▶ EXERCISE DESCRIPTION:
Filter the listing below down to the lines holding the word "waluyo", and copy those lines.

----------

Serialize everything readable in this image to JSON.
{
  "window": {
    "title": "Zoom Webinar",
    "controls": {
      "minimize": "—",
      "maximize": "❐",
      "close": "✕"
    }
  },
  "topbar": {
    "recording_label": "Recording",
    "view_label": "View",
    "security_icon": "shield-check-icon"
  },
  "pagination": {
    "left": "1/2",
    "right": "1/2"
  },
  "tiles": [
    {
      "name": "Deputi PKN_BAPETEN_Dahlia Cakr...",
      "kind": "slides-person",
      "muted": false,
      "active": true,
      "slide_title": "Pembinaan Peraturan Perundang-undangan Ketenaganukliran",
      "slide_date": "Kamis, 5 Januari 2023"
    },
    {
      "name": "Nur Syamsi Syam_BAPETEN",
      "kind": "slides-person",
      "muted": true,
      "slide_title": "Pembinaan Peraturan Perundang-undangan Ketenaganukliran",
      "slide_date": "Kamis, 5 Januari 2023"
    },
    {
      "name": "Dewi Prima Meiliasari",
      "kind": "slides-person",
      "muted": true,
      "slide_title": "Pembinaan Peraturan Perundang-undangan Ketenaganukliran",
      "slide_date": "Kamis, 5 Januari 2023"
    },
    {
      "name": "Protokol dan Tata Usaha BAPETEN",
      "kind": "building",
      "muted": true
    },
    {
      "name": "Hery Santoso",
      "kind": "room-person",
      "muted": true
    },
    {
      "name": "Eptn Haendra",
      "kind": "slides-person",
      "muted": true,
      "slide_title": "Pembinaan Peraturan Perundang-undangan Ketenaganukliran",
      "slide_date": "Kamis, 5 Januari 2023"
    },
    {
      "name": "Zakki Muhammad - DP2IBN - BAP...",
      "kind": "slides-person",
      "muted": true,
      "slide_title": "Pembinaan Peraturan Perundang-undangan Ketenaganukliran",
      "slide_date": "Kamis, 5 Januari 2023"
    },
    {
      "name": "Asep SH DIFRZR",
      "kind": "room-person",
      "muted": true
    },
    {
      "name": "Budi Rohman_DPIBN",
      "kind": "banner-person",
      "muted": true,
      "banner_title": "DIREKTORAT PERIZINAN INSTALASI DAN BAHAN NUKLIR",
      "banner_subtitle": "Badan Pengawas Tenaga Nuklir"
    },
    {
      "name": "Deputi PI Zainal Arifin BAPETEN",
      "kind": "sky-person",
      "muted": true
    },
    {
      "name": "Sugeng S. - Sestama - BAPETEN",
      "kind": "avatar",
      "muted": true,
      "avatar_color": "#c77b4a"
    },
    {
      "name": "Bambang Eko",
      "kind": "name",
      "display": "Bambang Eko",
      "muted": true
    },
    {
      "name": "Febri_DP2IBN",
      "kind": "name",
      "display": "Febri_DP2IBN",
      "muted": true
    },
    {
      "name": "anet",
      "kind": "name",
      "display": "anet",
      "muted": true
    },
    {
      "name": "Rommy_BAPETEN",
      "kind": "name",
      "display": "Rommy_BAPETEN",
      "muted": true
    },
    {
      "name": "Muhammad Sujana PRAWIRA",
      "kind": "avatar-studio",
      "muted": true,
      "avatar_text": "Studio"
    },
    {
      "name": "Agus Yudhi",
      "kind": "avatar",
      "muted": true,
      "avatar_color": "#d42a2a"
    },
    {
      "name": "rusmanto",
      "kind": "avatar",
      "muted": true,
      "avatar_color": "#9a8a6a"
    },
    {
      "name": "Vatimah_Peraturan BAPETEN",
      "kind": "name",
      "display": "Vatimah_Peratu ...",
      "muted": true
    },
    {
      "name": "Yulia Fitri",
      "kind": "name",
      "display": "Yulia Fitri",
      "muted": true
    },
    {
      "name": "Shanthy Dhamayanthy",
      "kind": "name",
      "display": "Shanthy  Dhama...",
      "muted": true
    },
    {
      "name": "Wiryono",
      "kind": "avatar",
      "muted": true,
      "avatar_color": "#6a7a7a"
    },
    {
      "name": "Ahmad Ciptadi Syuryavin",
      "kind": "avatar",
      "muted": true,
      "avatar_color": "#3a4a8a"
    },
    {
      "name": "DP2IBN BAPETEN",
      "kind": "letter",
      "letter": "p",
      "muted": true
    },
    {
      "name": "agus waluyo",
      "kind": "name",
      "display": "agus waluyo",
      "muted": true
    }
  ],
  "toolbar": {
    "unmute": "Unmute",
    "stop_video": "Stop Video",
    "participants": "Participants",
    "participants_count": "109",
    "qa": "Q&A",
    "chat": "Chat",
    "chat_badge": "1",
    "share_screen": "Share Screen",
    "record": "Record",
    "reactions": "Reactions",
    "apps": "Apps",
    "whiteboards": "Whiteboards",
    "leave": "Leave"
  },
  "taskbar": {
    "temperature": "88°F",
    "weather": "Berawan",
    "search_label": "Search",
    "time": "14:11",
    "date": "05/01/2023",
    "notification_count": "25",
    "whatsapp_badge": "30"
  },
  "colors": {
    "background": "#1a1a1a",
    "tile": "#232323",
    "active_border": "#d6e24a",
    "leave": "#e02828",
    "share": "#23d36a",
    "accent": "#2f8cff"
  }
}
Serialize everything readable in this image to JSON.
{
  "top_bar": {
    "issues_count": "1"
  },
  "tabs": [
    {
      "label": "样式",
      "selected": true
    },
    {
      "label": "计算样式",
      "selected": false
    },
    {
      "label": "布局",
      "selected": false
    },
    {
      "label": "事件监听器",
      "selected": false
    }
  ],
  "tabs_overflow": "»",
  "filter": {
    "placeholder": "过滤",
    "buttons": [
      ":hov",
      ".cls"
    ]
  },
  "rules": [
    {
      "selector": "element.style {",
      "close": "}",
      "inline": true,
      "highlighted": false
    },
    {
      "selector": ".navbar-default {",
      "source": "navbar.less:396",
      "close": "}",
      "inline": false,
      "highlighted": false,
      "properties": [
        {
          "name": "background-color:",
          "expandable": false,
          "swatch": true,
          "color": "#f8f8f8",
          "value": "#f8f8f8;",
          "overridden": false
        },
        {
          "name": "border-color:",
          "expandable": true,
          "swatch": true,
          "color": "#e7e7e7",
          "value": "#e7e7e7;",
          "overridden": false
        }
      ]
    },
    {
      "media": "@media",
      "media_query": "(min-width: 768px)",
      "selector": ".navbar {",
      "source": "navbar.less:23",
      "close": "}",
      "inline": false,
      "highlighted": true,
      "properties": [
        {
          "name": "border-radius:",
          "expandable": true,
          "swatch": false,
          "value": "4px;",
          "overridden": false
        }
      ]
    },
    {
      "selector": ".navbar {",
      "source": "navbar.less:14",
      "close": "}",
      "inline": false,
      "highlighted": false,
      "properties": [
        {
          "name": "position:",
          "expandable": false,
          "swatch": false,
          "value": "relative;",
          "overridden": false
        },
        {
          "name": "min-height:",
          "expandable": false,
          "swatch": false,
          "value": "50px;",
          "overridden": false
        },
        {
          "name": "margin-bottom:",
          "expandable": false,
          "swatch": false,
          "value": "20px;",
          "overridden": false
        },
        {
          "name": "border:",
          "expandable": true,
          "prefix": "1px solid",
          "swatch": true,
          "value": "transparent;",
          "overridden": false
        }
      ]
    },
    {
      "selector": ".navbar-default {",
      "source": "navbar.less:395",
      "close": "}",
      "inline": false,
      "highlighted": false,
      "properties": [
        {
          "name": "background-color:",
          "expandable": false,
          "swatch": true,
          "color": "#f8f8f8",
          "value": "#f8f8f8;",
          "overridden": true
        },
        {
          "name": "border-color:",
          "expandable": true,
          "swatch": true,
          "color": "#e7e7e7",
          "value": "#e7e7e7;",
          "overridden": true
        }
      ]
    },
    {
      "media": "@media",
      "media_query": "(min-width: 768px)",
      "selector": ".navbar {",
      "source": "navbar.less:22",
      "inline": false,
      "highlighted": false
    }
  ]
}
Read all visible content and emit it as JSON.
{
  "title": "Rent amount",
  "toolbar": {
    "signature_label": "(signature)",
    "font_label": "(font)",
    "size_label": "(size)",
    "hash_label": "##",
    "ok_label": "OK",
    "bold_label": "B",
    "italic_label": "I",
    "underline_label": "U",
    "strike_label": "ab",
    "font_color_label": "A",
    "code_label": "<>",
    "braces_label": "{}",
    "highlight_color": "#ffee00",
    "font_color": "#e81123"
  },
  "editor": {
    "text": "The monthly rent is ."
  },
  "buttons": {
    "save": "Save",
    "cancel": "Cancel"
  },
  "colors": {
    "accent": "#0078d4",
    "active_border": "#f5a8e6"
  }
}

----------

▶ SOLUTION BELOW:
      "name": "agus waluyo",
      "display": "agus waluyo",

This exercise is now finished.